▶ Requirement: Verbatim copy without images: repeat the records in full.

====

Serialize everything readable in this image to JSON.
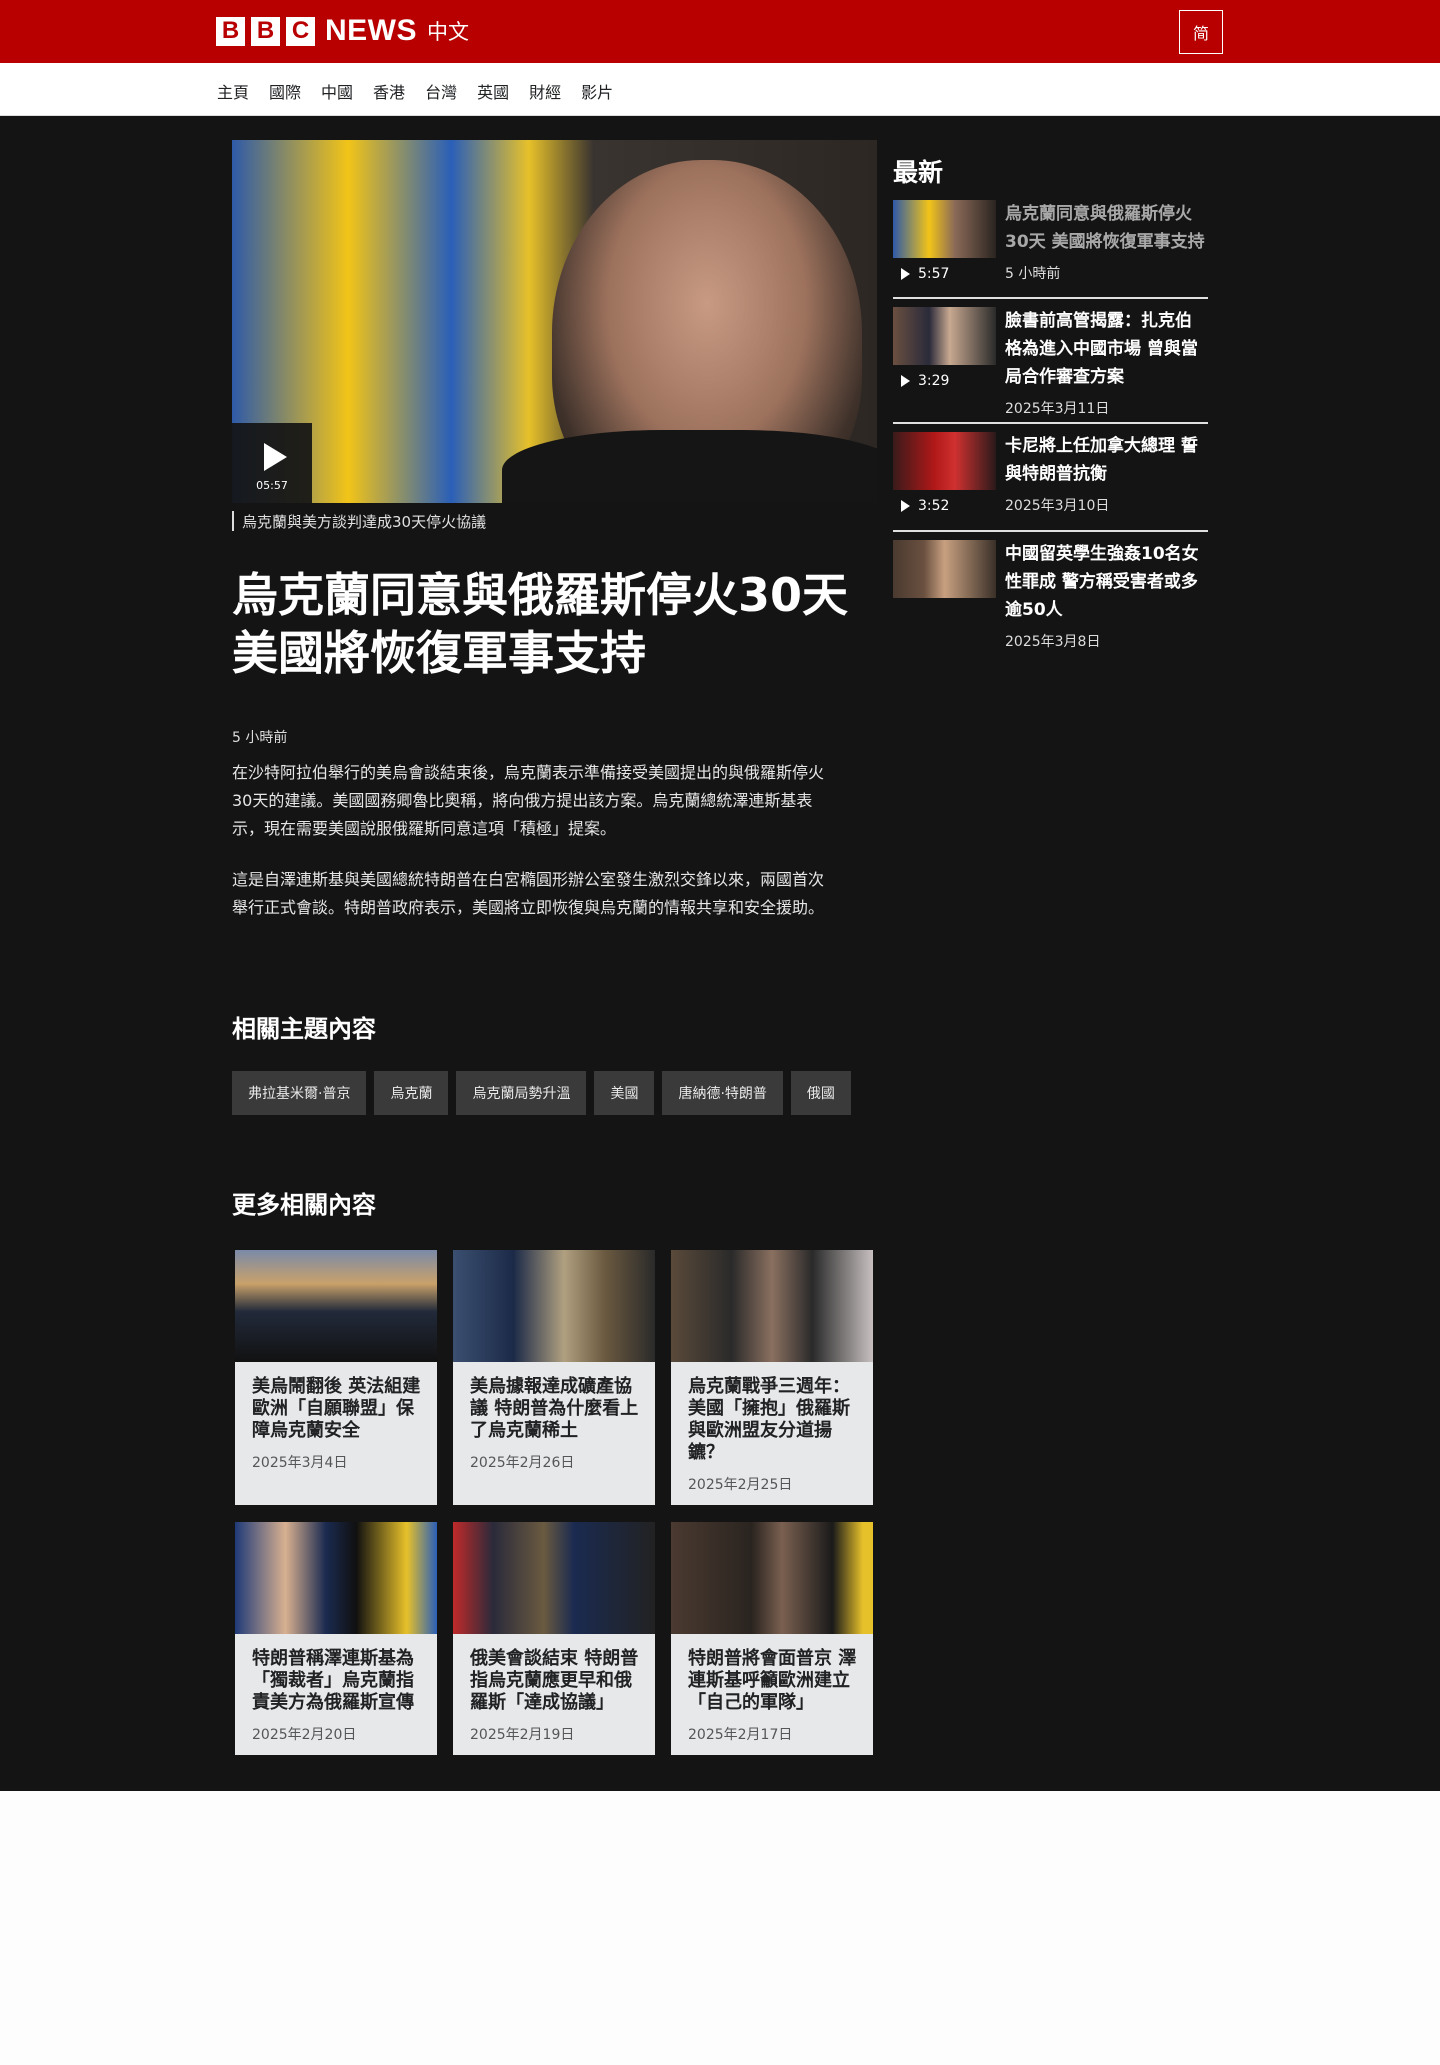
{
  "header": {
    "logo_letters": [
      "B",
      "B",
      "C"
    ],
    "logo_news": "NEWS",
    "logo_lang": "中文",
    "lang_toggle": "简",
    "brand_color": "#b80000"
  },
  "nav": {
    "items": [
      "主頁",
      "國際",
      "中國",
      "香港",
      "台灣",
      "英國",
      "財經",
      "影片"
    ]
  },
  "hero": {
    "duration": "05:57",
    "caption": "烏克蘭與美方談判達成30天停火協議",
    "icon": "play-icon"
  },
  "article": {
    "headline": "烏克蘭同意與俄羅斯停火30天 美國將恢復軍事支持",
    "timestamp": "5 小時前",
    "paragraphs": [
      "在沙特阿拉伯舉行的美烏會談結束後，烏克蘭表示準備接受美國提出的與俄羅斯停火30天的建議。美國國務卿魯比奧稱，將向俄方提出該方案。烏克蘭總統澤連斯基表示，現在需要美國說服俄羅斯同意這項「積極」提案。",
      "這是自澤連斯基與美國總統特朗普在白宮橢圓形辦公室發生激烈交鋒以來，兩國首次舉行正式會談。特朗普政府表示，美國將立即恢復與烏克蘭的情報共享和安全援助。"
    ]
  },
  "related_topics": {
    "title": "相關主題內容",
    "tags": [
      "弗拉基米爾·普京",
      "烏克蘭",
      "烏克蘭局勢升溫",
      "美國",
      "唐納德·特朗普",
      "俄國"
    ]
  },
  "more_related": {
    "title": "更多相關內容",
    "cards": [
      {
        "title": "美烏鬧翻後 英法組建歐洲「自願聯盟」保障烏克蘭安全",
        "date": "2025年3月4日"
      },
      {
        "title": "美烏據報達成礦產協議 特朗普為什麼看上了烏克蘭稀土",
        "date": "2025年2月26日"
      },
      {
        "title": "烏克蘭戰爭三週年：美國「擁抱」俄羅斯與歐洲盟友分道揚鑣？",
        "date": "2025年2月25日"
      },
      {
        "title": "特朗普稱澤連斯基為「獨裁者」烏克蘭指責美方為俄羅斯宣傳",
        "date": "2025年2月20日"
      },
      {
        "title": "俄美會談結束 特朗普指烏克蘭應更早和俄羅斯「達成協議」",
        "date": "2025年2月19日"
      },
      {
        "title": "特朗普將會面普京 澤連斯基呼籲歐洲建立「自己的軍隊」",
        "date": "2025年2月17日"
      }
    ]
  },
  "sidebar": {
    "title": "最新",
    "items": [
      {
        "title": "烏克蘭同意與俄羅斯停火30天 美國將恢復軍事支持",
        "duration": "5:57",
        "date": "5 小時前",
        "current": true
      },
      {
        "title": "臉書前高管揭露：扎克伯格為進入中國市場 曾與當局合作審查方案",
        "duration": "3:29",
        "date": "2025年3月11日"
      },
      {
        "title": "卡尼將上任加拿大總理 誓與特朗普抗衡",
        "duration": "3:52",
        "date": "2025年3月10日"
      },
      {
        "title": "中國留英學生強姦10名女性罪成 警方稱受害者或多逾50人",
        "duration": "",
        "date": "2025年3月8日"
      }
    ]
  }
}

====

▶ Exercise solution:
Serialize everything readable in this image to JSON.
{
  "header": {
    "logo_letters": [
      "B",
      "B",
      "C"
    ],
    "logo_news": "NEWS",
    "logo_lang": "中文",
    "lang_toggle": "简",
    "brand_color": "#b80000"
  },
  "nav": {
    "items": [
      "主頁",
      "國際",
      "中國",
      "香港",
      "台灣",
      "英國",
      "財經",
      "影片"
    ]
  },
  "hero": {
    "duration": "05:57",
    "caption": "烏克蘭與美方談判達成30天停火協議",
    "icon": "play-icon"
  },
  "article": {
    "headline": "烏克蘭同意與俄羅斯停火30天 美國將恢復軍事支持",
    "timestamp": "5 小時前",
    "paragraphs": [
      "在沙特阿拉伯舉行的美烏會談結束後，烏克蘭表示準備接受美國提出的與俄羅斯停火30天的建議。美國國務卿魯比奧稱，將向俄方提出該方案。烏克蘭總統澤連斯基表示，現在需要美國說服俄羅斯同意這項「積極」提案。",
      "這是自澤連斯基與美國總統特朗普在白宮橢圓形辦公室發生激烈交鋒以來，兩國首次舉行正式會談。特朗普政府表示，美國將立即恢復與烏克蘭的情報共享和安全援助。"
    ]
  },
  "related_topics": {
    "title": "相關主題內容",
    "tags": [
      "弗拉基米爾·普京",
      "烏克蘭",
      "烏克蘭局勢升溫",
      "美國",
      "唐納德·特朗普",
      "俄國"
    ]
  },
  "more_related": {
    "title": "更多相關內容",
    "cards": [
      {
        "title": "美烏鬧翻後 英法組建歐洲「自願聯盟」保障烏克蘭安全",
        "date": "2025年3月4日"
      },
      {
        "title": "美烏據報達成礦產協議 特朗普為什麼看上了烏克蘭稀土",
        "date": "2025年2月26日"
      },
      {
        "title": "烏克蘭戰爭三週年：美國「擁抱」俄羅斯與歐洲盟友分道揚鑣？",
        "date": "2025年2月25日"
      },
      {
        "title": "特朗普稱澤連斯基為「獨裁者」烏克蘭指責美方為俄羅斯宣傳",
        "date": "2025年2月20日"
      },
      {
        "title": "俄美會談結束 特朗普指烏克蘭應更早和俄羅斯「達成協議」",
        "date": "2025年2月19日"
      },
      {
        "title": "特朗普將會面普京 澤連斯基呼籲歐洲建立「自己的軍隊」",
        "date": "2025年2月17日"
      }
    ]
  },
  "sidebar": {
    "title": "最新",
    "items": [
      {
        "title": "烏克蘭同意與俄羅斯停火30天 美國將恢復軍事支持",
        "duration": "5:57",
        "date": "5 小時前",
        "current": true
      },
      {
        "title": "臉書前高管揭露：扎克伯格為進入中國市場 曾與當局合作審查方案",
        "duration": "3:29",
        "date": "2025年3月11日"
      },
      {
        "title": "卡尼將上任加拿大總理 誓與特朗普抗衡",
        "duration": "3:52",
        "date": "2025年3月10日"
      },
      {
        "title": "中國留英學生強姦10名女性罪成 警方稱受害者或多逾50人",
        "duration": "",
        "date": "2025年3月8日"
      }
    ]
  }
}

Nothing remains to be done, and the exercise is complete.